THE LAST DECADE HAS USHERED IN new technologies in molecular science. Techniques that were recently only research tools are becoming more widely used. The trend is to apply nucleic acid based tests toward disease diagnostics. Unknown organisms can be identified; closely related organisms can be differentiated; highly sensitive assays can be developed to detect small numbers of pathogens in complex samples; very fast results can be obtained in tightly controlled assays. These tests exploit the chemistry of natural DNA replication in vitro, allowing investigators to identify very specific sequences of a pathogenic genome.
Advances in nucleic acid sequencing technology and the computer-assisted comparisons of sequence data are allowing molecular biologists to have a greater impact on equine disease diagnostics. Sequencing a single microbial gene was once a project that would involve months of effort in highly specialized labs. The amount of work necessary to sequence all the genes on a microbial chromosome (genome) was nearly impossible to imagine 10 years ago. As a reference of magnitude, the genome of the bacteria Escherichia coli is composed of 4,377 genes on a double-stranded DNA molecule with a very specific sequence of 4,639,221 base pairs. Today, genes can often be sequenced within a week, and even microbial genome sequencing is becoming more commonplace. Technological advances are occurring that may soon allow microbial genome sequencing within a few hours.
The classification of bacteria is based in part on sequence comparisons of certain genes. The most commonly used is the gene encoding the 16S rRNA molecule, a sequence of about 1,400 bases in length. Databases of these sequences are now available that allow researchers to identify both conserved and unique regions of the sequence. Taxonomists can use this information to group bacteria in hereditary units and develop phylogenic trees. If a bacteria is isolated and its identification is difficult, the 16S gene can be readily sequenced and compared to the sequences of known organisms. A good example applying this directly to disease diagnostics is the bacterium causing most cases of nocardioform placentitis. The bacterium isolated had less than 97% homology to all known bacteria. Nucleic acid based tests indicated it was in the genus Crossiella, and it was named Crossiella equi. As a general rule if the unknown sequence is 98% identical or higher to the sequence of a known organism, the unknown is probably within the same species as the known organism. As more genes and complete genomes are sequenced, more complete and detailed information will become available.

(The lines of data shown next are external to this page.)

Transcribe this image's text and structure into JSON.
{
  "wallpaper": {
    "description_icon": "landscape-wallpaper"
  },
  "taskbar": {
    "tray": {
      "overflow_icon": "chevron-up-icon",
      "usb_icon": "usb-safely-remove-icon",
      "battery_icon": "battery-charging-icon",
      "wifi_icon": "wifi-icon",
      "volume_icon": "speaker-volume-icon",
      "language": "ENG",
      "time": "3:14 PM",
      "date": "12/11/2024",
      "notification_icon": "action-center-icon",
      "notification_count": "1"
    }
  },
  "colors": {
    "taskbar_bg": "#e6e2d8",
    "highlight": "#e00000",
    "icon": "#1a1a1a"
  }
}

A sequence that is unique to a pathogenic organism or gene (like a toxin gene) often becomes the target of a diagnostic nucleic acid test. These sequences are targeted because they can allow specific detection of that particular sequence in mixtures containing various other sequences. The most commonly used diagnostic nucleic acid test is the polymerase chain reaction test (PCR). The basic test process flows from isolation to amplification and ends with detection. Nucleic acids from a sample thought to contain a specific organism are first isolated and placed in a tube with primers that target the unique sequence. The chemicals responsible for nucleic acid synthesis (DNA polymerase, nucleotides, salts) are added, and the sample is placed in a machine that cycles temperature (thermocycler) and enables a chain reaction of DNA synthesis to occur. This amplification step is quick and dramatic. In as little as an hour a single molecule can be amplified over a billion times. Detection is qualitative (positive/negative) and usually achieved by observation of a band of the amplified DNA on an agarose gel. Positive amplification infers the target (pathogenic organism or gene) was present in the sample. Most nucleic acid tests are variations on this theme. Enhanced sensitivity and specificity can be attempted using a re-amplification step called “nested PCR” or by using a labeled probe to detect the amplified DNA. More than one target can be detected in a single reaction using multiplex PCR. RNA targets can be detected using RT-PCR that includes an initial reverse transcription step added before PCR amplification. Real-time PCR combines the amplification and detection steps and can be used for faster and even quantitative results. The ability to detect specific pathogens will continue to be enhanced by the advances in nucleic acid testing.
Dr. Stephen Sells or Dr. Mike Donahue, (859) 253-0571, email@example.com, Livestock Disease Diagnostic Center, University of Kentucky.